I also find it odd that the authors now discuss that viewing violent stimuli had no change on aggressive personality - as if the Buss and Perry Aggressiveness Questionnaire, which measures a stable trait would ever be changed by short term exposure to a stimulus like a brief clip of a violent film. What the authors might have been trying to state is that there was no interaction of scores on the Buss and Perry AQ and movie violence. That is only a guess in my part.

These corrections, as they are billed, strike me as very rushed, and potentially as mistake-ridden as the original articles. This is the second correction out of this new batch that I have had time to review and it is as problematic as the first. Reader beware.

Tuesday, October 1, 2019

Interlude: When Social Sciences Become Social Movements

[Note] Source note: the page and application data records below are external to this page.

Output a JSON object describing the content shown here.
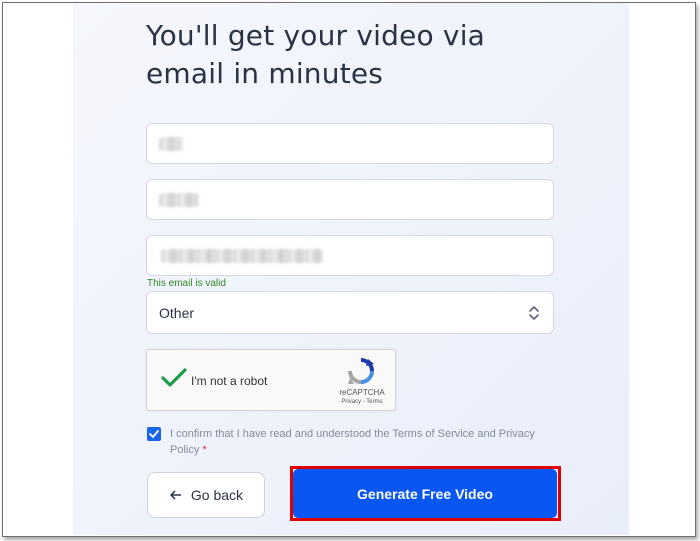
{
  "form": {
    "heading": "You'll get your video via email in minutes",
    "email_validation_message": "This email is valid",
    "role_select": {
      "selected": "Other"
    },
    "captcha": {
      "label": "I'm not a robot",
      "brand": "reCAPTCHA",
      "links": "Privacy - Terms"
    },
    "consent": {
      "checked": true,
      "text": "I confirm that I have read and understood the Terms of Service and Privacy Policy",
      "required_mark": "*"
    },
    "buttons": {
      "back_label": "Go back",
      "generate_label": "Generate Free Video"
    }
  },
  "colors": {
    "primary": "#0a56f3",
    "valid": "#2f8a23",
    "highlight": "#e00000",
    "required": "#e0243a"
  },
  "icons": {
    "back": "arrow-left-icon",
    "select": "chevron-up-down-icon",
    "captcha_check": "checkmark-icon",
    "consent": "checkbox-checked-icon"
  }
}
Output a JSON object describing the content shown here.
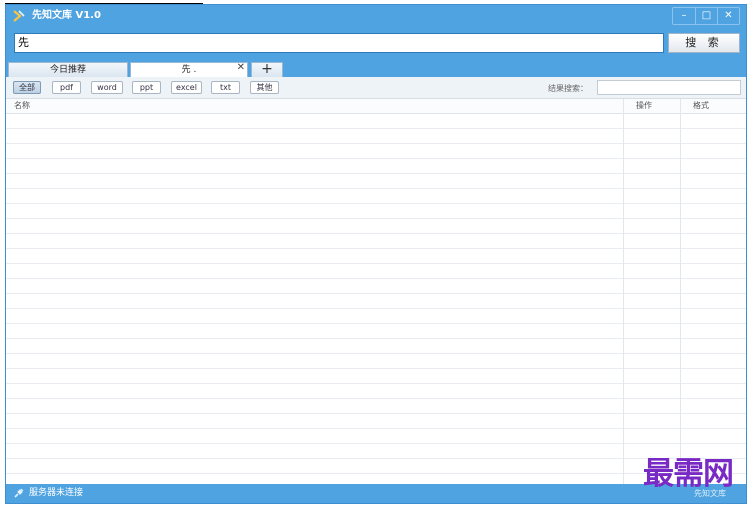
{
  "window": {
    "title": "先知文库 V1.0",
    "controls": {
      "minimize": "–",
      "maximize": "□",
      "close": "✕"
    }
  },
  "search": {
    "query": "先",
    "button_label": "搜 索"
  },
  "tabs": [
    {
      "label": "今日推荐",
      "active": false
    },
    {
      "label": "先 .",
      "active": true,
      "close": "✕"
    }
  ],
  "tab_add": "+",
  "filters": [
    {
      "label": "全部",
      "active": true
    },
    {
      "label": "pdf",
      "active": false
    },
    {
      "label": "word",
      "active": false
    },
    {
      "label": "ppt",
      "active": false
    },
    {
      "label": "excel",
      "active": false
    },
    {
      "label": "txt",
      "active": false
    },
    {
      "label": "其他",
      "active": false
    }
  ],
  "result_search": {
    "label": "结果搜索：",
    "value": ""
  },
  "table": {
    "columns": [
      "名称",
      "操作",
      "格式"
    ],
    "rows": []
  },
  "status": {
    "text": "服务器未连接",
    "brand": "先知文库"
  },
  "watermark": "最需网",
  "colors": {
    "accent": "#4fa3e0",
    "watermark": "#7a2ac4"
  }
}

I found this very positive take on the recent SIPS conference in Rotterdam earlier today. Am so glad to have seen this. As someone who either grew up in the shadow of various social movements (including the No Nukes movement that was big when I was in my mid-teens) or was a participant (in particular Anti-Apartheid actions, as well as an ally of the feminist movement of the time and the then-struggling LGBT community that was largely at the time referred to as "Gay Rights"), I feel right at home in a social movement environment. They are after all calls to action, and at their best require of their participants a willingness to roll up our sleeves and do the hard work of raising awareness, changing policies and so on. All of that was present when I attended in July and what I experienced left me cautiously optimistic about the state of the psychological sciences. Questionable research practices still happen, and powerful players in our field still have too much pull in determining what gets said and what gets left unsaid. What's changed is Twitter, podcasts, etc. Anyone can listen to some state-of-the-art conversation with mostly early career researchers and educators who are at the cutting edge, and who are not afraid to blow whistles as necessary. Anyone can interact with these same individuals on Twitter. And although eliminating hierarchies is at best a pipe dream, the playing field among the Open Science community in my corner of the scientific universe is very level. I'll paraphrase something from someone I would prefer not to name: Some people merely talk about the weather. The point is to get up and do something about it. We've gone well beyond talk. We have the beginnings of some action thanks to what started as just a few understandably irate voices in the wake of the Bem paper and the Stapel scandal in 2011. We have a long way to go. And yes, if you do go to a SIPS conference, expect to meet some of the friendliest people you could hope to meet - amazing how those who are highly critical of bad and fraudulent science turn out to be genuinely decent in person. Well, not so amazing to me.